Baby law in need of tweaking
A newborn baby was abandoned Sunday at a Houston fire station. Apparently, this is not acceptable under the Baby Moses Law.
The law allows for unharmed babies younger than 60 days old to be left in the care of a designated emergency infant care provider, such as a hospital, an emergency medical services provider or a child-placing agency licensed by the Department of Protective and Regulatory Services.
The child, however, was left near the station’s air conditioning unit, and by the time personnel found the infant, ants had begun approaching him.
While the Baby Moses Law is in place to protect both child and the person relinquishing rights to him or her, the act does not allow for the best way to drop off a child. While there is a provision in the law allowing for any identifying information of the person dropping off the child to be anonymous, such a person may not know of this clause and choose to leave the baby anywhere near enough to a facility where the baby could be spotted.
While one can appreciate the spirit of the law -†to prevent newborn babies from being left to die in trash cans, dumpster or wherever someone feels compelled to leave a newborn – the law does not grant any leeway in addressing someone who has just given birth to a child and might not be aware of all her resources and simply wants the child to be better off in the hands of a firefighter.
How can someone who has never been to a fire station, while under emotional stress, determine the best place to leave a baby?
After all, anonymity is key in dealing with the situation. A mother who has already decided to give up her baby is already dealing with all kinds of stress due to the pregnancy, which was seemingly unwanted. Imagine her torment if she did come face to face with a firefighter. The mother would have no idea how the firefighter would react when confronted with a newborn baby and the person who is supposed to love him but has chosen to desert him.

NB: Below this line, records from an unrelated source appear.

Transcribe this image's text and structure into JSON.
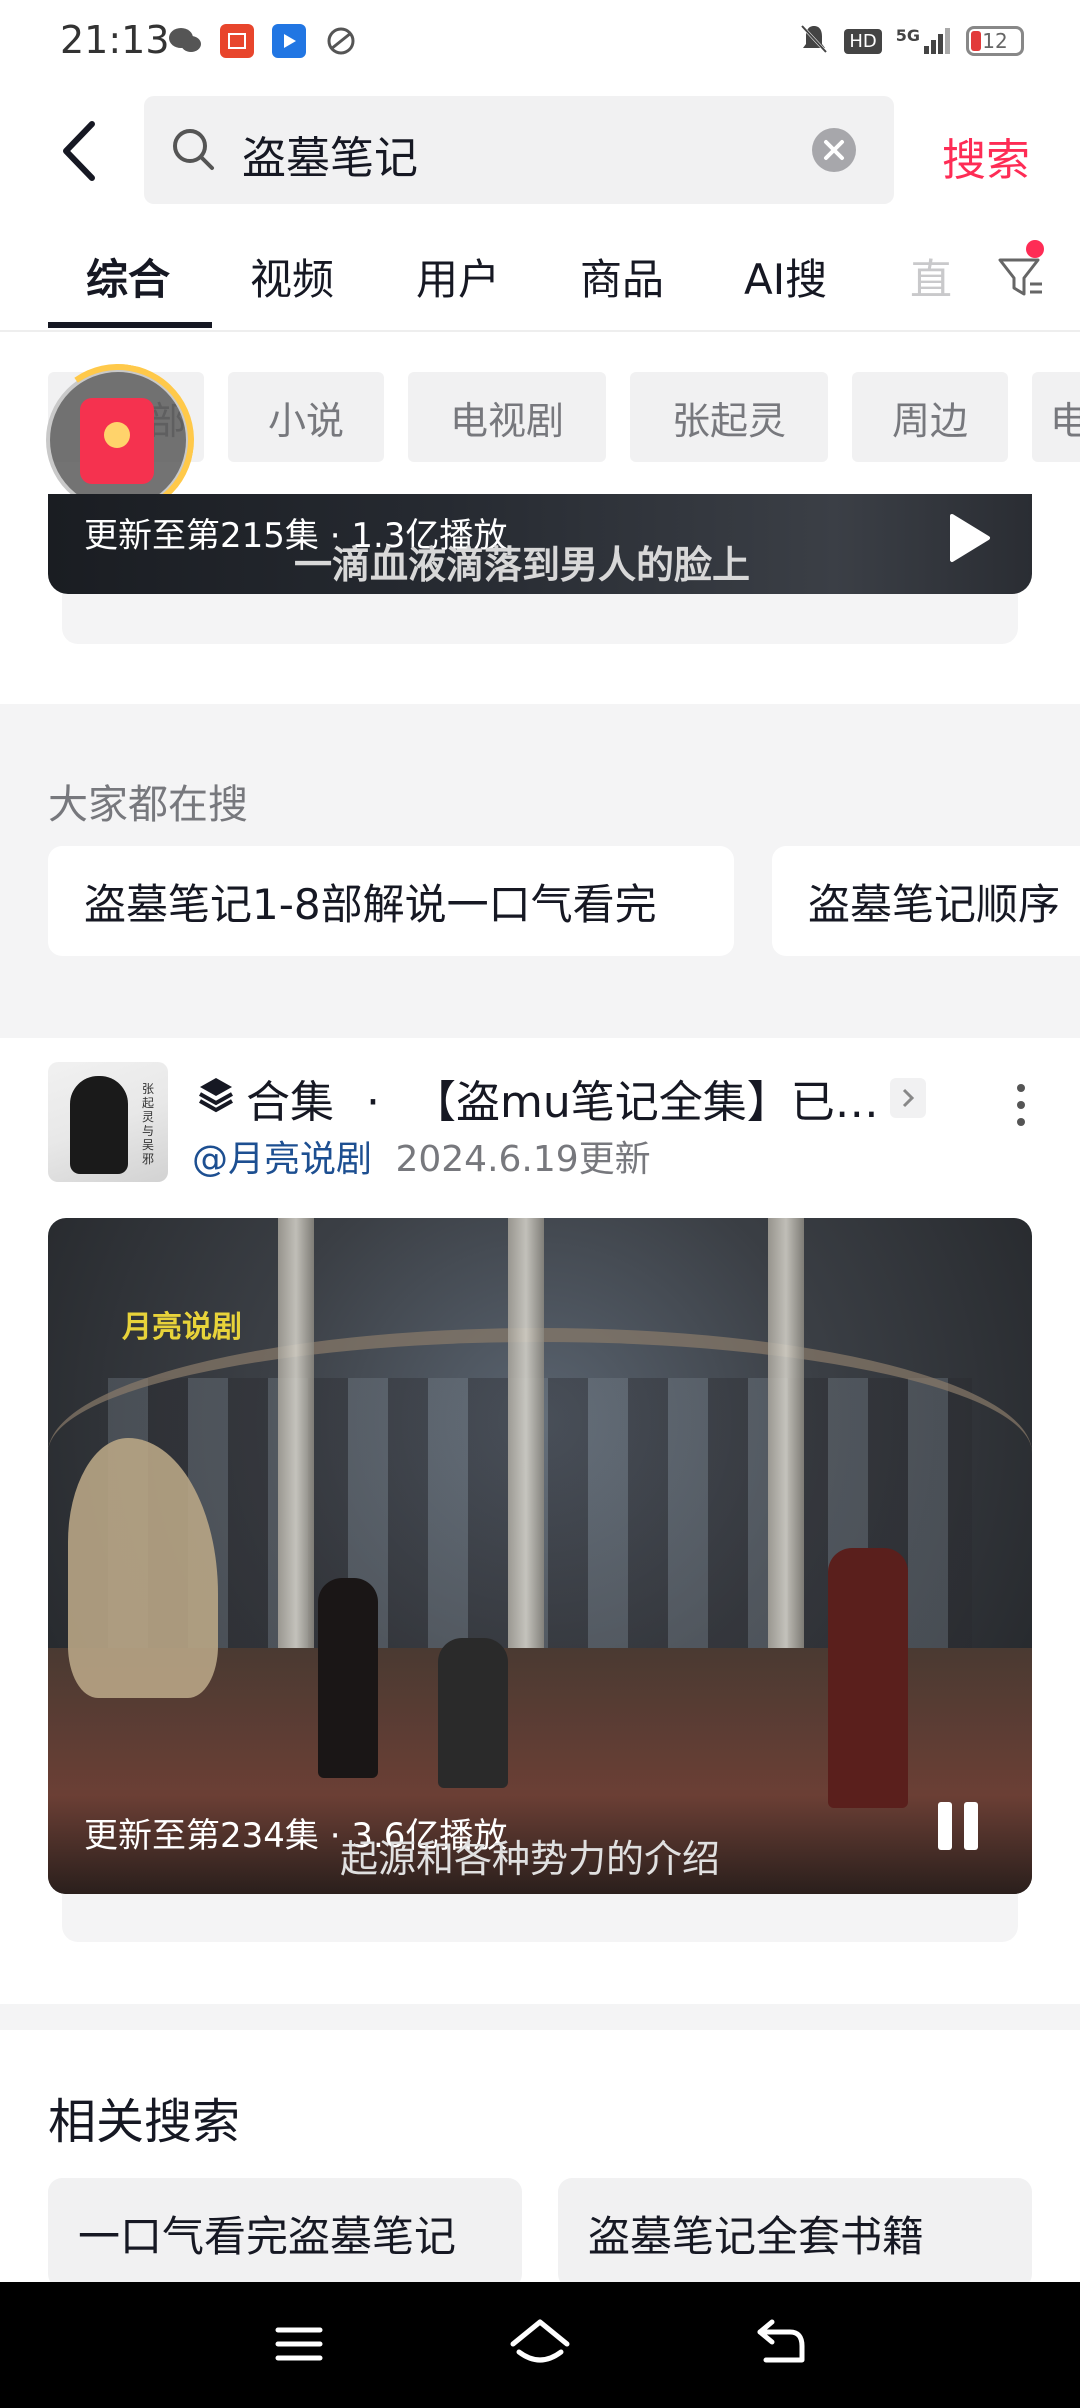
{
  "status_bar": {
    "time": "21:13",
    "left_icons": [
      "wechat-icon",
      "listen-app-icon",
      "tencent-video-icon",
      "browser-icon"
    ],
    "right_icons": [
      "mute-icon",
      "hd-icon",
      "5g-signal-icon",
      "battery-icon"
    ],
    "battery_level": "12",
    "hd_label": "HD",
    "signal_label": "5G"
  },
  "search": {
    "query": "盗墓笔记",
    "submit_label": "搜索"
  },
  "tabs": [
    "综合",
    "视频",
    "用户",
    "商品",
    "AI搜",
    "直"
  ],
  "chips": [
    "小说",
    "电视剧",
    "张起灵",
    "周边",
    "电"
  ],
  "chip_partial": "部",
  "top_video": {
    "meta": "更新至第215集 · 1.3亿播放",
    "subtitle": "一滴血液滴落到男人的脸上"
  },
  "everyone_searches": {
    "title": "大家都在搜",
    "items": [
      "盗墓笔记1-8部解说一口气看完",
      "盗墓笔记顺序"
    ]
  },
  "collection": {
    "type_label": "合集",
    "title": "【盗mu笔记全集】已…",
    "author": "@月亮说剧",
    "updated": "2024.6.19更新",
    "avatar_text": "张起灵与吴邪",
    "logo_text": "月亮说剧",
    "video_meta": "更新至第234集 · 3.6亿播放",
    "video_subtitle": "起源和各种势力的介绍"
  },
  "related": {
    "title": "相关搜索",
    "items": [
      "一口气看完盗墓笔记",
      "盗墓笔记全套书籍"
    ]
  },
  "colors": {
    "accent": "#fe2c55",
    "text": "#161823",
    "muted": "#77787d",
    "chip_bg": "#f1f1f2",
    "author_link": "#1d4f91"
  }
}
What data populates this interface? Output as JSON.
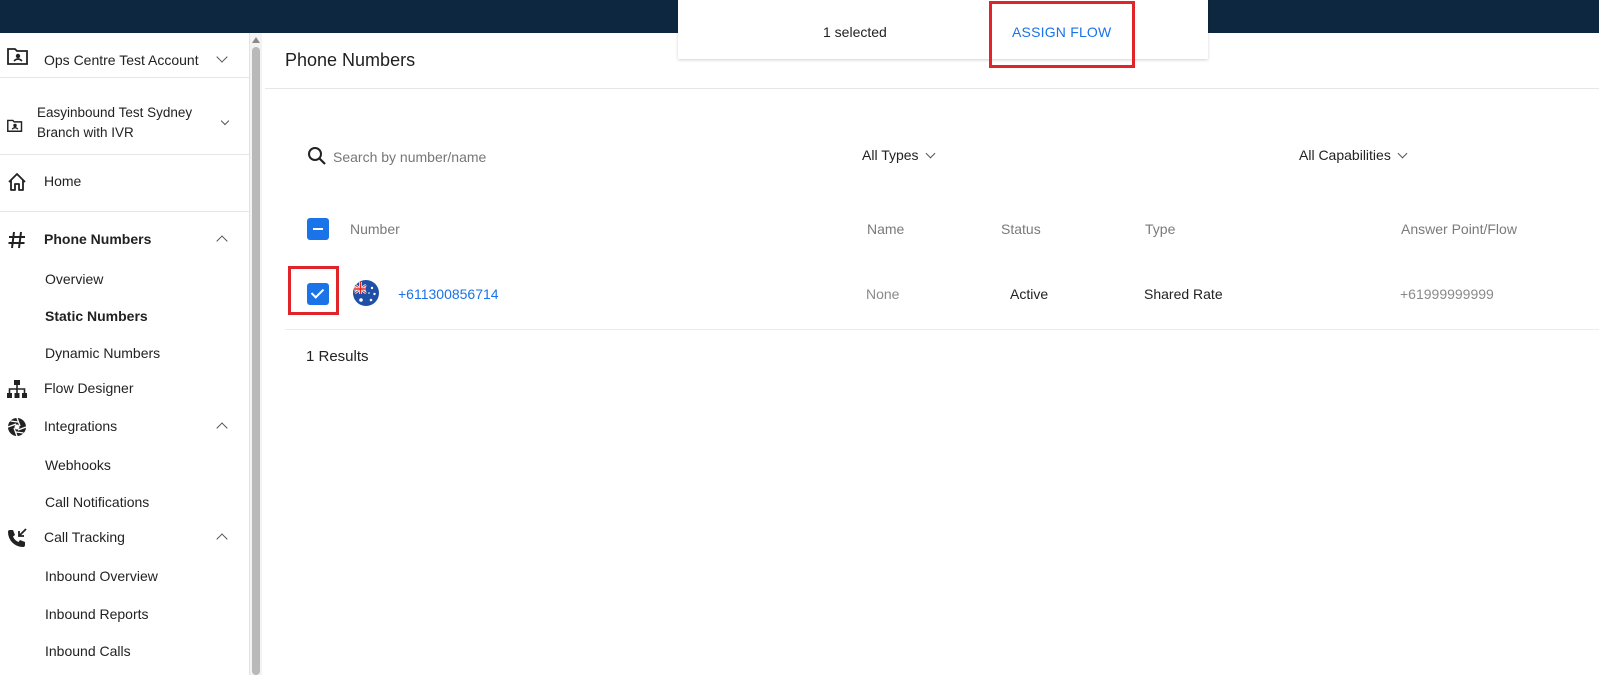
{
  "selection_bar": {
    "count_text": "1 selected",
    "assign_label": "ASSIGN FLOW"
  },
  "sidebar": {
    "accounts": [
      {
        "label": "Ops Centre Test Account",
        "icon": "account-folder-icon"
      },
      {
        "label_lines": [
          "Easyinbound Test Sydney",
          "Branch with IVR"
        ],
        "icon": "account-folder-icon"
      }
    ],
    "home": {
      "label": "Home",
      "icon": "home-icon"
    },
    "sections": [
      {
        "label": "Phone Numbers",
        "icon": "hash-icon",
        "expanded": true,
        "items": [
          "Overview",
          "Static Numbers",
          "Dynamic Numbers"
        ],
        "active_item": "Static Numbers"
      },
      {
        "label": "Flow Designer",
        "icon": "sitemap-icon"
      },
      {
        "label": "Integrations",
        "icon": "aperture-icon",
        "expanded": true,
        "items": [
          "Webhooks",
          "Call Notifications"
        ]
      },
      {
        "label": "Call Tracking",
        "icon": "incoming-call-icon",
        "expanded": true,
        "items": [
          "Inbound Overview",
          "Inbound Reports",
          "Inbound Calls"
        ]
      }
    ]
  },
  "main": {
    "title": "Phone Numbers",
    "search": {
      "placeholder": "Search by number/name",
      "value": ""
    },
    "filters": {
      "type": "All Types",
      "capabilities": "All Capabilities"
    },
    "table": {
      "headers": [
        "Number",
        "Name",
        "Status",
        "Type",
        "Answer Point/Flow"
      ],
      "rows": [
        {
          "selected": true,
          "country": "AU",
          "number": "+611300856714",
          "name": "None",
          "status": "Active",
          "type": "Shared Rate",
          "answer_point": "+61999999999"
        }
      ]
    },
    "results_text": "1 Results"
  },
  "colors": {
    "topbar": "#0d2740",
    "accent": "#1a73e8",
    "annotation": "#e0242a"
  }
}
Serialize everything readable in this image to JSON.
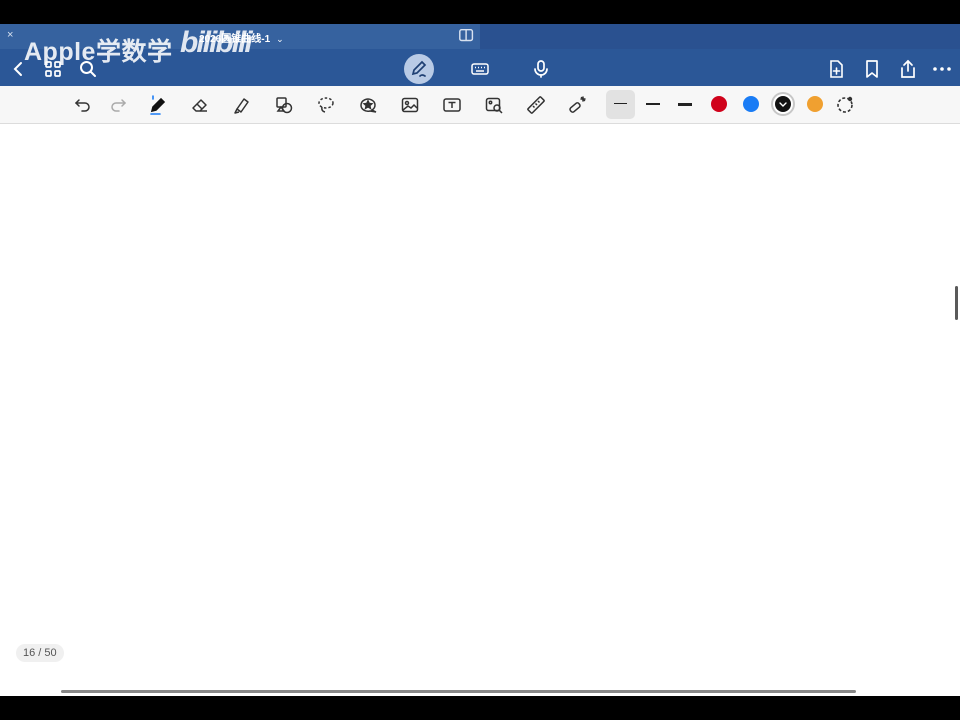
{
  "watermark": {
    "channel": "Apple学数学",
    "platform": "bilibili"
  },
  "tab": {
    "close": "×",
    "title": "2026圆锥曲线-1",
    "chevron": "⌄"
  },
  "toolbar": {
    "stroke_sizes": [
      "thin",
      "medium",
      "thick"
    ],
    "colors": [
      "#d0021b",
      "#1a7cf5",
      "#111111",
      "#f0a030"
    ],
    "selected_color": "#111111"
  },
  "footer": {
    "page_counter": "16 / 50"
  }
}
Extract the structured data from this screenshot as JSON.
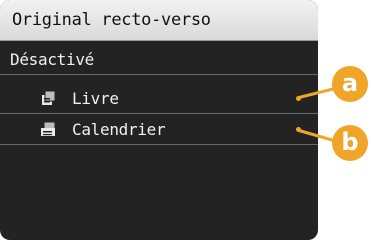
{
  "screen": {
    "title": "Original recto-verso",
    "options_header": "Désactivé",
    "items": [
      {
        "label": "Livre",
        "icon": "book-original-icon"
      },
      {
        "label": "Calendrier",
        "icon": "calendar-original-icon"
      }
    ]
  },
  "callouts": [
    "a",
    "b"
  ],
  "colors": {
    "accent": "#f1a528",
    "screen_bg": "#232323",
    "title_bg": "#e6e6e6",
    "text": "#f0f0f0"
  }
}
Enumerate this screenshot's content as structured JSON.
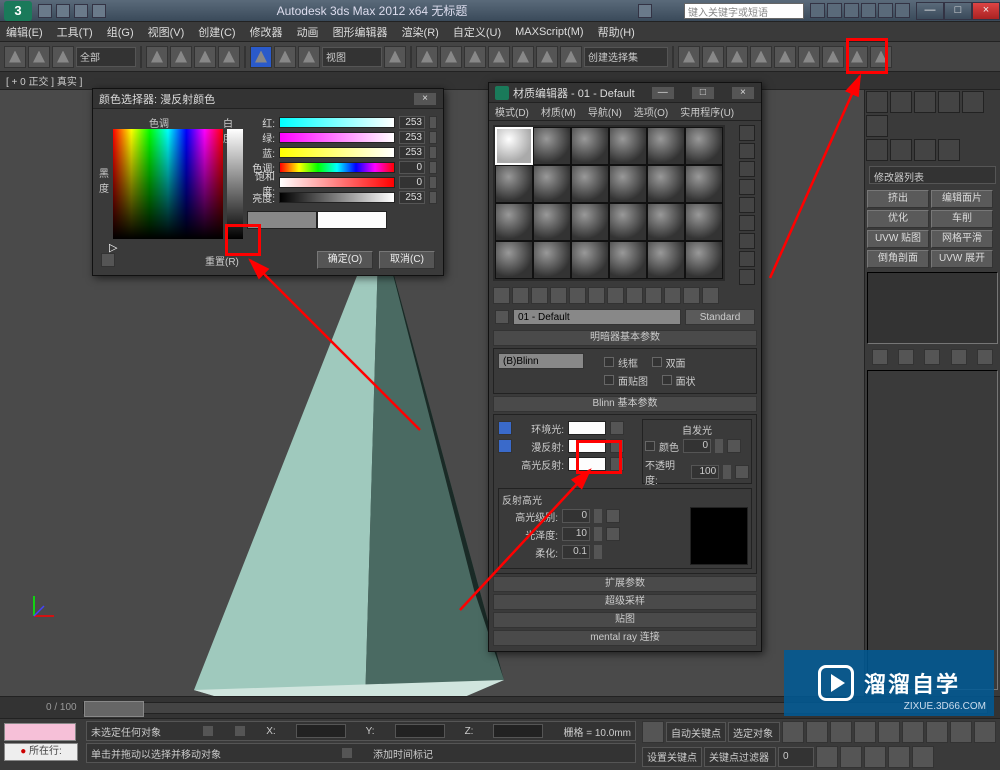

This is perhaps why the child was left to the side of the fire station: to avoid human contact for the person dropping off the baby but allow for his discovery. There was no way for the person to discern a private, yet trafficked, section of the fire station in order to leave the baby safely.
An ancient legal doctrine states ignorance of the law is no excuse. Any person wanting to abandon a baby has plenty of time – some nine months – to come up with all viable options and choose the best course when dealing with a baby on the way. Should abandonment be the person’s avenue, it is up to him or her to research how to go about leaving the child with personnel as dictated by the law. This sounds simple enough and it places all responsibility for the child’s welfare on the person delivering the baby to the fire station.
Unfortunately, the above is a perfect scenario and one that cannot be undertaken in every instance where a child is being given up anonymously by his or her parent. The signs posted at hospitals, fire stations and the like indicating that location to be a drop-off for unwanted babies are a fine, but an up-close scrutiny of such a sign is not an act a person can engage in while dealing with a newborn baby. This particular child was left alone, yes, but he was found within hours, not days.
Plastering the press with all sorts of stories proclaiming the person who abandoned this baby is not protected under the law and facing prosecution does nothing to safeguard the well-being of the child. He is in a good place and on his way to a home that will no doubt be warm and able to give the boy more love than he will be know what to do with.
Labeling the person who abandoned this boy a criminal only leads to other scared mothers who had been hoping to leave their child at a fire station to other -†and less hopeful -†options.
This boy was found. He’s healthy and in a better place than underneath the air-conditioning unit where he was left. The mother probably feels bad enough and will live with the reports of how her son was found for the rest of her days. Her guilt and anguish may not be punishment enough in the eyes of the law but the media has put the word out that there are better ways to leave a child. Let that be enough to put a positive spin on this situation in the hopes the next person will hand off their child to a proper caregiver.
Lopez, an English senior, can be reached at the [email protected].